Skip to content

How to create a vibrant garden with these colour combinations

Landscape designer Franchesca Watson explores the nuances of combining colours in your outdoor space

Bookmark article to read later

By House & Garden South Africa | April 11, 2022 | Gardens

The matrix of a garden is usually green foliage with pops of colour provided by flowers that come and go through the seasons.

Photograph: Elsa Young

For permanent year-round drama, consider working with hued foliage. Variegated and tinted leaves are very much back in vogue – try the Sambucus nigra ‘Black Lace’ or Arabian lilac now available.’ White and blue colour schemes will always have a cooling and calming effect, and reds, oranges and yellows are wonderfully exciting. Fiery tones can, however, dominate and combining them requires more thought than cooler shades, which are more forgiving.

I combine hot colours that are close together on the spectrum, such as red, burgundy, pinks and orange roses, as opposed to reds and yellows. Blocks of solid colour make a striking statement and are best in specific positions, such as entrances and terraces. I prefer them close to the buildings for a more considered look and not jumping out of the middle distance in a garden.
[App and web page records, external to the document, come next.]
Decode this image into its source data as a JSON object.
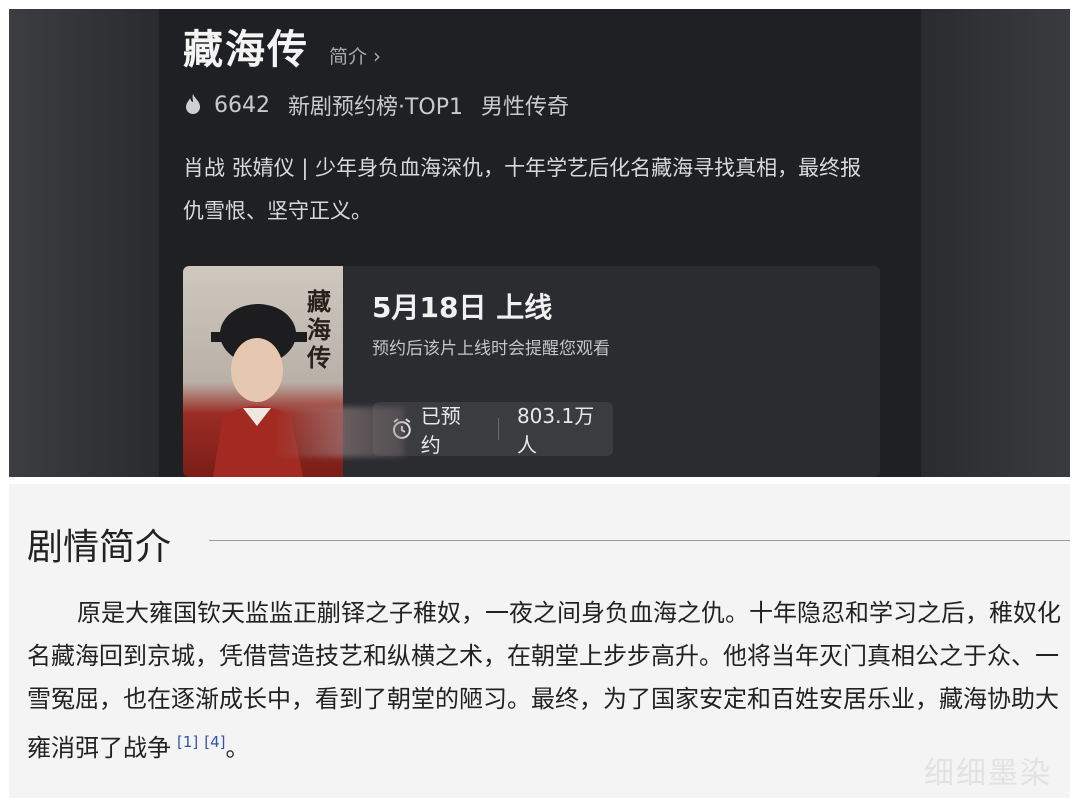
{
  "top": {
    "title": "藏海传",
    "intro_link": "简介",
    "heat": "6642",
    "rank": "新剧预约榜·TOP1",
    "genre": "男性传奇",
    "description": "肖战 张婧仪 | 少年身负血海深仇，十年学艺后化名藏海寻找真相，最终报仇雪恨、坚守正义。",
    "poster_text": "藏海传",
    "release_title": "5月18日 上线",
    "release_sub": "预约后该片上线时会提醒您观看",
    "reserved_label": "已预约",
    "reserved_count": "803.1万人"
  },
  "wiki": {
    "heading": "剧情简介",
    "body": "原是大雍国钦天监监正蒯铎之子稚奴，一夜之间身负血海之仇。十年隐忍和学习之后，稚奴化名藏海回到京城，凭借营造技艺和纵横之术，在朝堂上步步高升。他将当年灭门真相公之于众、一雪冤屈，也在逐渐成长中，看到了朝堂的陋习。最终，为了国家安定和百姓安居乐业，藏海协助大雍消弭了战争",
    "cite1": "[1]",
    "cite2": "[4]",
    "end_punct": "。"
  },
  "watermark": "细细墨染"
}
Photograph: Elsa Young

Balance of colour in the garden is a big consideration. Large, single ones, such as showy Hibiscus flowers, offer a different experience from a mass cluster such as a Bougainvillea. Take this into account when considering where you place flowers, especially those with hot colours that draw the eye. When I need large brushes of colour in the garden, I tend towards mass planting a delicate flower or fine foliage and intersperse this with smaller groupings of a more robust graphic at the same end of the colour spectrum. For example, masses of dainty, orange-coloured Geum create a wonderful haze of apricot in the garden, which I would then combine with punchy Dahlias in soft yellow or cream.

Consider balancing colour in the garden. Are you after bursts in certain areas and quieter, greener areas elsewhere, or perhaps you would prefer a soft colour that rhythmically weaves through it with no contrasting splashes? Alternatively, hues can sweep through the garden in a progression, for example, starting with purple, shifting into tones of mauve, then shades of blue and finally lilac.
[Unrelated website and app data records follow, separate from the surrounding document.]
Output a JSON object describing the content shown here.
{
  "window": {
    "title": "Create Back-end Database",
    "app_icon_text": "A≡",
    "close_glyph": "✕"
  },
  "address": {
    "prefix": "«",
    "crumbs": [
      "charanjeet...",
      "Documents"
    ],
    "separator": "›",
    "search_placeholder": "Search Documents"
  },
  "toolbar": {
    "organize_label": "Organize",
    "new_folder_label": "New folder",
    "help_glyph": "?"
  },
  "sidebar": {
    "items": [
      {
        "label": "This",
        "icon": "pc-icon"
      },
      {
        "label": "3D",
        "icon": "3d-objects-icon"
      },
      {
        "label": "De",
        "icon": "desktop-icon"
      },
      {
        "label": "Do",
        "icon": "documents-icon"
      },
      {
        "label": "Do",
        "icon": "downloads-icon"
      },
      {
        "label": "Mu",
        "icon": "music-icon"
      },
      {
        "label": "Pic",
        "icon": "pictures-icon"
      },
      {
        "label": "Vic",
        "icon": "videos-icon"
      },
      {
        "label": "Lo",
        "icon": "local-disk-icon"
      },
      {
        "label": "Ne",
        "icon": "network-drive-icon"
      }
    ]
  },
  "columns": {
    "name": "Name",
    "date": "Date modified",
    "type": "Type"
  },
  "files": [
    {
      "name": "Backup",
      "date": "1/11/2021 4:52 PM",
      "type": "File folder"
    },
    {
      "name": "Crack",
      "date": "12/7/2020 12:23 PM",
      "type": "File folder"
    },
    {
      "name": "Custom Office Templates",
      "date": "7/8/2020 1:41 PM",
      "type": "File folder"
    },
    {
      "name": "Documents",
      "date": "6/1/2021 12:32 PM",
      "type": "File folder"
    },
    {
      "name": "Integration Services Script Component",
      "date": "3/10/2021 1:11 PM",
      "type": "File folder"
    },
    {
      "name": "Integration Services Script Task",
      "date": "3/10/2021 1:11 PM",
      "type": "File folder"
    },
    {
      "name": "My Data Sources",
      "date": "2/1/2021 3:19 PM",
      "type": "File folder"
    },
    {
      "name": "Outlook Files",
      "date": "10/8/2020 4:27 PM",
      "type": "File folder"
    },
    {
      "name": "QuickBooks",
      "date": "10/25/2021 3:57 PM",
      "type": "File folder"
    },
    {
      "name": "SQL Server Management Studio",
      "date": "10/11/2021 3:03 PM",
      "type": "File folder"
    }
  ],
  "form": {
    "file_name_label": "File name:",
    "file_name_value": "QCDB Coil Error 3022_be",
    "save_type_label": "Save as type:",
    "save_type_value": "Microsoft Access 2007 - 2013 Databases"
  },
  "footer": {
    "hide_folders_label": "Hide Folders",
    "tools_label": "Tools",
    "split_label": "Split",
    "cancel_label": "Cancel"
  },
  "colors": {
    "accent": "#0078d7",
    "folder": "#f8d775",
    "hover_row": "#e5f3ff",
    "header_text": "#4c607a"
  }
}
Photograph: Elsa Young

At the moment, I am loving the shock of clashing colour, having recently mixed yellow Coreopsis with purple Lobelia, and blue Petrea with yellow Carolina jessamine, to good effect.

My approach to using colour in a garden is to create relatively colourful areas with plenty of greenery for harmony. It usually ends up about 65 per cent green and the remainder colour. Of course, you need to understand when the plants will come into flower seasonally – there is no use planning a great blue and white display if they are not going to flower at the same time.

Photograph: Supplied
Photograph: Elsa Young